** Opening Supplied entries block **

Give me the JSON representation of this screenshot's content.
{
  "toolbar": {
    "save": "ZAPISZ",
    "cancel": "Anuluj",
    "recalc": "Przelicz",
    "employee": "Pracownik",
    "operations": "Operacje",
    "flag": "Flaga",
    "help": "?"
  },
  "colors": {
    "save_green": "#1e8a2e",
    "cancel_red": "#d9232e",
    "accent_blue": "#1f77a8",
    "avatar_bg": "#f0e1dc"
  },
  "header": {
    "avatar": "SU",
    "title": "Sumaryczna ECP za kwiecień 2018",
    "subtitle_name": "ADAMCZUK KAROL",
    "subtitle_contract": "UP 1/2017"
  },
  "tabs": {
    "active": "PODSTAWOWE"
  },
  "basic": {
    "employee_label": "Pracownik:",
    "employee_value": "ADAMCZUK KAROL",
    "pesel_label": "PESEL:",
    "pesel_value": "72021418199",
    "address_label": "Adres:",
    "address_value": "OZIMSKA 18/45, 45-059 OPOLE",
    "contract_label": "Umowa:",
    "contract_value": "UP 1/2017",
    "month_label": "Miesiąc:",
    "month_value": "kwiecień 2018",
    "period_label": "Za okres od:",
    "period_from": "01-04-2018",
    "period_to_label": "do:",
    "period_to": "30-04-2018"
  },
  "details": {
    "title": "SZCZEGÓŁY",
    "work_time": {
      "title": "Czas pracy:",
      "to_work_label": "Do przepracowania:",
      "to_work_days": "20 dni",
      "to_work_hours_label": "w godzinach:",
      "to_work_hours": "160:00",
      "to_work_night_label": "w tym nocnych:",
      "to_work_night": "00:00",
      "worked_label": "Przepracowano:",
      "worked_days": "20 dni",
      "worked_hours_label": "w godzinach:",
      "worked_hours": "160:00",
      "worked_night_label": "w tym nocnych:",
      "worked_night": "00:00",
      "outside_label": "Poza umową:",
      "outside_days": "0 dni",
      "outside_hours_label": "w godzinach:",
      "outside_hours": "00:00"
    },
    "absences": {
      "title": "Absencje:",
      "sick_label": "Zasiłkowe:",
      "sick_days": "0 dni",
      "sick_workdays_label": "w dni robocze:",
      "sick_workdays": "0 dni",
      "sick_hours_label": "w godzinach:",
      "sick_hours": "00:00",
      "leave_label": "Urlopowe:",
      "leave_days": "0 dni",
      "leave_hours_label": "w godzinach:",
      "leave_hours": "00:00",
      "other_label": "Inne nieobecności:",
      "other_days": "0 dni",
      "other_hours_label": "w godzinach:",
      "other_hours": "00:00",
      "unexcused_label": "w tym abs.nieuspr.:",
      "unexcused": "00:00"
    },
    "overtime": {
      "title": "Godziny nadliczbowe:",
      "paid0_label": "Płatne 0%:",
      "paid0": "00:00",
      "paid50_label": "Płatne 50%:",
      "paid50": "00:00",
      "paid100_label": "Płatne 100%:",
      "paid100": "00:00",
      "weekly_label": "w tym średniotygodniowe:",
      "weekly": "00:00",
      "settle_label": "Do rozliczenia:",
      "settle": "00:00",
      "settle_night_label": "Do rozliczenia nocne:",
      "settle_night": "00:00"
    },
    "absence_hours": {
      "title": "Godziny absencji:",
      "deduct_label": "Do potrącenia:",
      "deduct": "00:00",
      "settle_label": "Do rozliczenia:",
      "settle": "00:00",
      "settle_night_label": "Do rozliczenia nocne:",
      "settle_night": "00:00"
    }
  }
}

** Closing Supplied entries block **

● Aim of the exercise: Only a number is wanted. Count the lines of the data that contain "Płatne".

● Written reply: 3